[Web page and app entries]
....

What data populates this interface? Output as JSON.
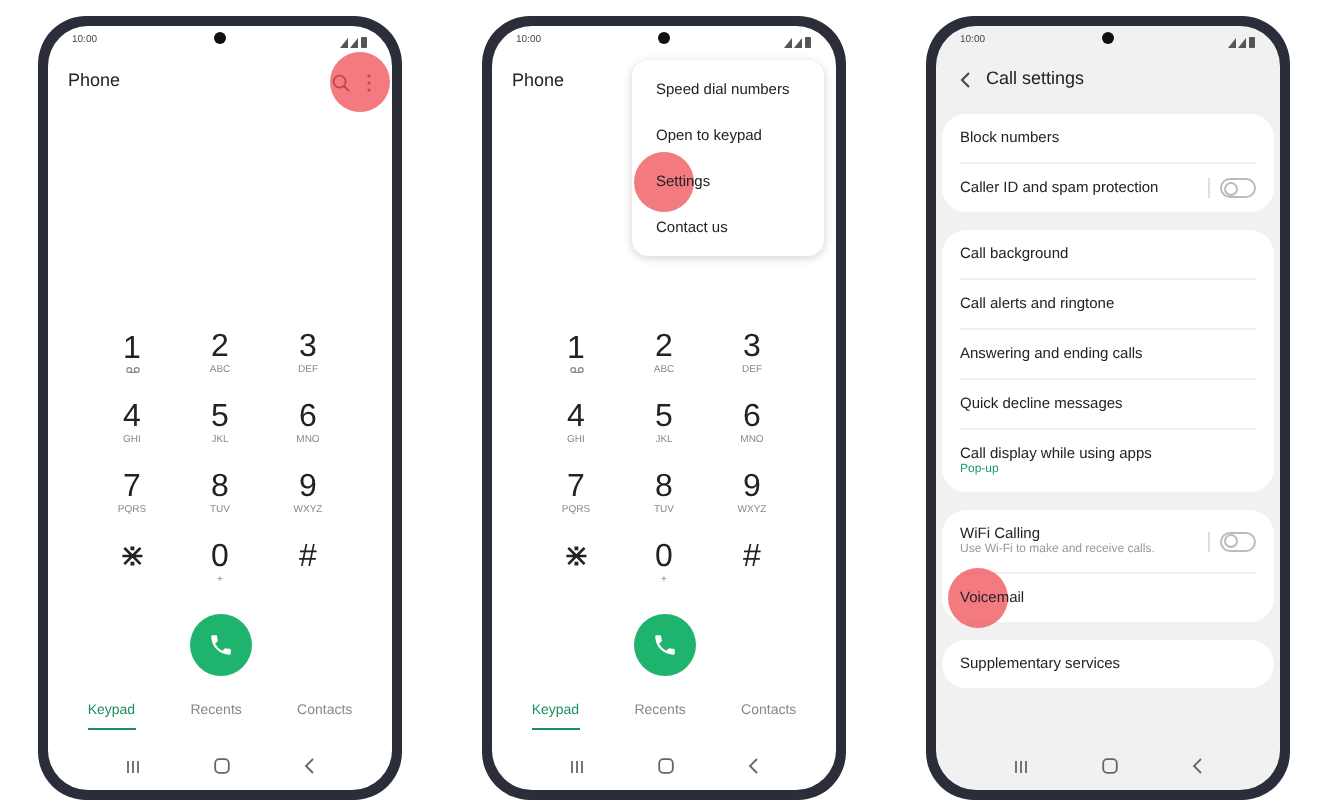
{
  "phones": [
    {
      "kind": "dialer",
      "status_time": "10:00",
      "title": "Phone",
      "more_tapped": true,
      "keys": [
        {
          "digit": "1",
          "kind": "voicemail"
        },
        {
          "digit": "2",
          "kind": "letters",
          "letters": "ABC"
        },
        {
          "digit": "3",
          "kind": "letters",
          "letters": "DEF"
        },
        {
          "digit": "4",
          "kind": "letters",
          "letters": "GHI"
        },
        {
          "digit": "5",
          "kind": "letters",
          "letters": "JKL"
        },
        {
          "digit": "6",
          "kind": "letters",
          "letters": "MNO"
        },
        {
          "digit": "7",
          "kind": "letters",
          "letters": "PQRS"
        },
        {
          "digit": "8",
          "kind": "letters",
          "letters": "TUV"
        },
        {
          "digit": "9",
          "kind": "letters",
          "letters": "WXYZ"
        },
        {
          "digit": "⋇",
          "kind": "plain"
        },
        {
          "digit": "0",
          "kind": "letters",
          "letters": "+"
        },
        {
          "digit": "#",
          "kind": "plain"
        }
      ],
      "tabs": [
        {
          "label": "Keypad",
          "selected": true
        },
        {
          "label": "Recents",
          "selected": false
        },
        {
          "label": "Contacts",
          "selected": false
        }
      ]
    },
    {
      "kind": "dialer",
      "status_time": "10:00",
      "title": "Phone",
      "menu": [
        {
          "label": "Speed dial numbers",
          "tapped": false
        },
        {
          "label": "Open to keypad",
          "tapped": false
        },
        {
          "label": "Settings",
          "tapped": true
        },
        {
          "label": "Contact us",
          "tapped": false
        }
      ],
      "keys": [
        {
          "digit": "1",
          "kind": "voicemail"
        },
        {
          "digit": "2",
          "kind": "letters",
          "letters": "ABC"
        },
        {
          "digit": "3",
          "kind": "letters",
          "letters": "DEF"
        },
        {
          "digit": "4",
          "kind": "letters",
          "letters": "GHI"
        },
        {
          "digit": "5",
          "kind": "letters",
          "letters": "JKL"
        },
        {
          "digit": "6",
          "kind": "letters",
          "letters": "MNO"
        },
        {
          "digit": "7",
          "kind": "letters",
          "letters": "PQRS"
        },
        {
          "digit": "8",
          "kind": "letters",
          "letters": "TUV"
        },
        {
          "digit": "9",
          "kind": "letters",
          "letters": "WXYZ"
        },
        {
          "digit": "⋇",
          "kind": "plain"
        },
        {
          "digit": "0",
          "kind": "letters",
          "letters": "+"
        },
        {
          "digit": "#",
          "kind": "plain"
        }
      ],
      "tabs": [
        {
          "label": "Keypad",
          "selected": true
        },
        {
          "label": "Recents",
          "selected": false
        },
        {
          "label": "Contacts",
          "selected": false
        }
      ]
    },
    {
      "kind": "settings",
      "status_time": "10:00",
      "title": "Call settings",
      "groups": [
        {
          "items": [
            {
              "label": "Block numbers",
              "kind": "link",
              "tapped": false
            },
            {
              "label": "Caller ID and spam protection",
              "kind": "toggle",
              "on": false,
              "tapped": false
            }
          ]
        },
        {
          "items": [
            {
              "label": "Call background",
              "kind": "link",
              "tapped": false
            },
            {
              "label": "Call alerts and ringtone",
              "kind": "link",
              "tapped": false
            },
            {
              "label": "Answering and ending calls",
              "kind": "link",
              "tapped": false
            },
            {
              "label": "Quick decline messages",
              "kind": "link",
              "tapped": false
            },
            {
              "label": "Call display while using apps",
              "kind": "link",
              "subtitle": {
                "text": "Pop-up",
                "color": "#1a9a6a"
              },
              "tapped": false
            }
          ]
        },
        {
          "items": [
            {
              "label": "WiFi Calling",
              "kind": "toggle",
              "on": false,
              "subtitle": {
                "text": "Use Wi-Fi to make and receive calls.",
                "color": "#999999"
              },
              "tapped": false
            },
            {
              "label": "Voicemail",
              "kind": "link",
              "tapped": true
            }
          ]
        },
        {
          "items": [
            {
              "label": "Supplementary services",
              "kind": "link",
              "tapped": false
            }
          ]
        }
      ]
    }
  ]
}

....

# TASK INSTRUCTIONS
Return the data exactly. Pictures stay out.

# REPLY
What data populates this interface? Output as JSON.
{
  "phones": [
    {
      "kind": "dialer",
      "status_time": "10:00",
      "title": "Phone",
      "more_tapped": true,
      "keys": [
        {
          "digit": "1",
          "kind": "voicemail"
        },
        {
          "digit": "2",
          "kind": "letters",
          "letters": "ABC"
        },
        {
          "digit": "3",
          "kind": "letters",
          "letters": "DEF"
        },
        {
          "digit": "4",
          "kind": "letters",
          "letters": "GHI"
        },
        {
          "digit": "5",
          "kind": "letters",
          "letters": "JKL"
        },
        {
          "digit": "6",
          "kind": "letters",
          "letters": "MNO"
        },
        {
          "digit": "7",
          "kind": "letters",
          "letters": "PQRS"
        },
        {
          "digit": "8",
          "kind": "letters",
          "letters": "TUV"
        },
        {
          "digit": "9",
          "kind": "letters",
          "letters": "WXYZ"
        },
        {
          "digit": "⋇",
          "kind": "plain"
        },
        {
          "digit": "0",
          "kind": "letters",
          "letters": "+"
        },
        {
          "digit": "#",
          "kind": "plain"
        }
      ],
      "tabs": [
        {
          "label": "Keypad",
          "selected": true
        },
        {
          "label": "Recents",
          "selected": false
        },
        {
          "label": "Contacts",
          "selected": false
        }
      ]
    },
    {
      "kind": "dialer",
      "status_time": "10:00",
      "title": "Phone",
      "menu": [
        {
          "label": "Speed dial numbers",
          "tapped": false
        },
        {
          "label": "Open to keypad",
          "tapped": false
        },
        {
          "label": "Settings",
          "tapped": true
        },
        {
          "label": "Contact us",
          "tapped": false
        }
      ],
      "keys": [
        {
          "digit": "1",
          "kind": "voicemail"
        },
        {
          "digit": "2",
          "kind": "letters",
          "letters": "ABC"
        },
        {
          "digit": "3",
          "kind": "letters",
          "letters": "DEF"
        },
        {
          "digit": "4",
          "kind": "letters",
          "letters": "GHI"
        },
        {
          "digit": "5",
          "kind": "letters",
          "letters": "JKL"
        },
        {
          "digit": "6",
          "kind": "letters",
          "letters": "MNO"
        },
        {
          "digit": "7",
          "kind": "letters",
          "letters": "PQRS"
        },
        {
          "digit": "8",
          "kind": "letters",
          "letters": "TUV"
        },
        {
          "digit": "9",
          "kind": "letters",
          "letters": "WXYZ"
        },
        {
          "digit": "⋇",
          "kind": "plain"
        },
        {
          "digit": "0",
          "kind": "letters",
          "letters": "+"
        },
        {
          "digit": "#",
          "kind": "plain"
        }
      ],
      "tabs": [
        {
          "label": "Keypad",
          "selected": true
        },
        {
          "label": "Recents",
          "selected": false
        },
        {
          "label": "Contacts",
          "selected": false
        }
      ]
    },
    {
      "kind": "settings",
      "status_time": "10:00",
      "title": "Call settings",
      "groups": [
        {
          "items": [
            {
              "label": "Block numbers",
              "kind": "link",
              "tapped": false
            },
            {
              "label": "Caller ID and spam protection",
              "kind": "toggle",
              "on": false,
              "tapped": false
            }
          ]
        },
        {
          "items": [
            {
              "label": "Call background",
              "kind": "link",
              "tapped": false
            },
            {
              "label": "Call alerts and ringtone",
              "kind": "link",
              "tapped": false
            },
            {
              "label": "Answering and ending calls",
              "kind": "link",
              "tapped": false
            },
            {
              "label": "Quick decline messages",
              "kind": "link",
              "tapped": false
            },
            {
              "label": "Call display while using apps",
              "kind": "link",
              "subtitle": {
                "text": "Pop-up",
                "color": "#1a9a6a"
              },
              "tapped": false
            }
          ]
        },
        {
          "items": [
            {
              "label": "WiFi Calling",
              "kind": "toggle",
              "on": false,
              "subtitle": {
                "text": "Use Wi-Fi to make and receive calls.",
                "color": "#999999"
              },
              "tapped": false
            },
            {
              "label": "Voicemail",
              "kind": "link",
              "tapped": true
            }
          ]
        },
        {
          "items": [
            {
              "label": "Supplementary services",
              "kind": "link",
              "tapped": false
            }
          ]
        }
      ]
    }
  ]
}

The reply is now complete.